Before coming to college and rooming with U2 fans (every year) I couldn’t name a U2 song. If one was playing on the radio, I wouldn’t have known. I was raised on Christian music (by my own choice, certainly not by my parents’ will) so I had an extremely limited knowledge of mainstream music. Oddly enough, my strict desire to hear only Christian music kept me from hearing what has to be the most honest Christian band I’ve ever heard.
I’m throwing those labels around pretty loosely and probably offending some people with that use. U2 is not a “Christian” band in the typical sense. Every member of U2 is not a Christian. Their CDs aren’t released on a “Christian” record label, their singles aren’t played on “Christian” radio stations, and you can’t buy their albums in “Christian” bookstores. I use the term “Christian band” so loosely because I have little respect for it.
Despite being so un-Christian, according to my strict, self-imposed musical upbringing, U2 has some of the most provocative, most inspiring, most honest lyrics I’ve ever heard. How typical of a contemporary Christian music listener that I mention lyrics first. Their music is probably a better testament to their standing as one of the best bands period. When I hear a U2 CD I’m left scratching my head. It’s so good I don’t know quite what to do. That doesn’t happen when I listen to Audio Adrenaline.
What impresses me most about U2 is how they deal with their faith. Three of the four band members profess to be Christians. That very fact is something a lot of Christian music listeners can’t handle. There’s a certain tension in that statement that U2 has chosen to live with. It’s a tension we don’t like to acknowledge in the church. Yet it’s a tension that’s crucial to the advance of the gospel. So why do we shy away from it?
Furthermore, the Christians in U2 don’t act like Christians. They do crazy things, like participate in a Greenpeace action to dump barrels of radioactive waste near a nuclear plant or call up a frazzled resident of Sarejevo during a concert to raise awareness of the bloodshed and oppression. That’s not what Christian bands do. Christian bands stop the show to talk about sponsoring a child. They don’t talk about war. They don’t talk about the environment.
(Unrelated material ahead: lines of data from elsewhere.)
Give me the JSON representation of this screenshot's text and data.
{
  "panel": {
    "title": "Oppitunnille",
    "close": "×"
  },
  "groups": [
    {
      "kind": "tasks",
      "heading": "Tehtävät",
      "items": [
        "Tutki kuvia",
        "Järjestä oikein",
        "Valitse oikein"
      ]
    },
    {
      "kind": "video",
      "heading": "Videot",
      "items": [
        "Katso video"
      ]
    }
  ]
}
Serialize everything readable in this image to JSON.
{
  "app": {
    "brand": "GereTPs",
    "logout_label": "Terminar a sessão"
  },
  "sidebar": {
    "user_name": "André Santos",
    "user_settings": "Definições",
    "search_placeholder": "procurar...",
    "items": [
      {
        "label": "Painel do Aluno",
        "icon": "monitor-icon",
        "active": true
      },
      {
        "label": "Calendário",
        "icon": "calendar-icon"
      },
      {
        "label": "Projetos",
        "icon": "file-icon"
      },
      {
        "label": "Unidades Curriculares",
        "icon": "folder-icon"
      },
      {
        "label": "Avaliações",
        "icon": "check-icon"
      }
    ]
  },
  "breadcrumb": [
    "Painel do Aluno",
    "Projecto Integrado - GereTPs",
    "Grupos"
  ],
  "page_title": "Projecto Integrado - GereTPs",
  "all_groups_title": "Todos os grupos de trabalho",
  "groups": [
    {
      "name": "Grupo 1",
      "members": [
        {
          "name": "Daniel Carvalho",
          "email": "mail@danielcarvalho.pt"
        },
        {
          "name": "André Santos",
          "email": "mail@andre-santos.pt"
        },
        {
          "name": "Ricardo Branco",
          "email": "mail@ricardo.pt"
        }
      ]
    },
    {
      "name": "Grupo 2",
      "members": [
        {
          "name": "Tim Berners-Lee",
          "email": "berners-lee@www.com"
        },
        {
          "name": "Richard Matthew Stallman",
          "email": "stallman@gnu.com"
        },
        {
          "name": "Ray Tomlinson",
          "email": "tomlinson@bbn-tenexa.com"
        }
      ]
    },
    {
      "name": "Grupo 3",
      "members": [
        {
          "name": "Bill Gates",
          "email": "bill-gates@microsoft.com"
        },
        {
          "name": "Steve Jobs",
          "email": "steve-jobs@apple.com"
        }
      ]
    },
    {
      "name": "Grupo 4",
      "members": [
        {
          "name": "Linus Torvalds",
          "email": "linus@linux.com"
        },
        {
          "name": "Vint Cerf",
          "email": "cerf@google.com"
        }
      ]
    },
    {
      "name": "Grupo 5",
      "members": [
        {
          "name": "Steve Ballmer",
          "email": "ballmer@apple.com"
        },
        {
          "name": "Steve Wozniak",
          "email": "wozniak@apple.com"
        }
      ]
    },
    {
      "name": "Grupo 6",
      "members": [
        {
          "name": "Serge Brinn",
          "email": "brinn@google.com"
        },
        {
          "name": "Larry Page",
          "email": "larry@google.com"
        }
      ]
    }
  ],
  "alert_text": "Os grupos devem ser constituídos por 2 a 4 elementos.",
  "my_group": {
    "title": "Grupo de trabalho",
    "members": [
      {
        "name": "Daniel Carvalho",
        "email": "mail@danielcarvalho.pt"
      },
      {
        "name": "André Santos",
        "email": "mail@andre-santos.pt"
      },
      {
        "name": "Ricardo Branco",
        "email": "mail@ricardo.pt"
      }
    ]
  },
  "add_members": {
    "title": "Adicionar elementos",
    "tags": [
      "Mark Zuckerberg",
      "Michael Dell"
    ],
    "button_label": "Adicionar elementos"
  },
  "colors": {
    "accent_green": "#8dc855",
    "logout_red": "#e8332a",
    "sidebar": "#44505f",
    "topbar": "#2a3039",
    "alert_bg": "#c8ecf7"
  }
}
U2 also does other things that trouble the Christian subculture. U2 doesn’t come out and say things simply. Their lyrics aren’t inundated with the words “God,” “Jesus,” or “Lord.” Their songs contain something you might call poetry, something very unfamiliar in the Christian music scene. U2 also tackles difficult issues in this poetry. They ask tough questions and they don’t always have answers. Most Christian bands like to have pat answers by the end of the CD. After all, we can’t leave the listener in uncertainty. Never mind that most of life is uncertainty. U2 has found a way to exist in that uncertainty.
I could go on waxing eloquently about this band. It’s pretty obvious I’m impressed with them. But they do have their faults. They’re not a perfect band, they’re not the end-all example of what a band should be. But they just seem to have something that we in the Christian community have completely forgotten.
I’m just tired of a subculture existence. Jesus is bigger than that. And it saddens me that when someone comes along expressing Jesus in ways bigger than our subculture we can’t handle it, and we ignore them.